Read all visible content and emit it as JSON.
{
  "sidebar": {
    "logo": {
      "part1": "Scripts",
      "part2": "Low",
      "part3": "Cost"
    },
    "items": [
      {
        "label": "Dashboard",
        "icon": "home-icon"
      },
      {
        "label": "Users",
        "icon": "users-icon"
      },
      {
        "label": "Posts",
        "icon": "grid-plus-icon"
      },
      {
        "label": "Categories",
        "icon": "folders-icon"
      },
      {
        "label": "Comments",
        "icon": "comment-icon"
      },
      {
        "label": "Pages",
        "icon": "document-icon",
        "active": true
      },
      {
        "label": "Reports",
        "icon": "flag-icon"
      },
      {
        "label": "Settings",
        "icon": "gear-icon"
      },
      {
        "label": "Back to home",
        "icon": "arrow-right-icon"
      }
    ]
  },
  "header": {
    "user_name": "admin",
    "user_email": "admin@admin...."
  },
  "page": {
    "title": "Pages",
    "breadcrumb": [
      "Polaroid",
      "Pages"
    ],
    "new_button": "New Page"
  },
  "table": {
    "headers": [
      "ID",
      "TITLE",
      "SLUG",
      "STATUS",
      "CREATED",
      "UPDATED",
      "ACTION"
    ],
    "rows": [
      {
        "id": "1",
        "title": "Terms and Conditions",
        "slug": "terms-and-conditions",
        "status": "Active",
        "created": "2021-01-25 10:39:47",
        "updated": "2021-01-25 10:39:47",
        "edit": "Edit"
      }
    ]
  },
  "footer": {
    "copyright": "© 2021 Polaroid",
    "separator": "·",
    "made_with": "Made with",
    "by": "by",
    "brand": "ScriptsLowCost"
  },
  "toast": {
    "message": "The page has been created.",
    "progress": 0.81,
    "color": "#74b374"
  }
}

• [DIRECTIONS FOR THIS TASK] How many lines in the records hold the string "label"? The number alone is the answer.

• [TASK RESULT] 9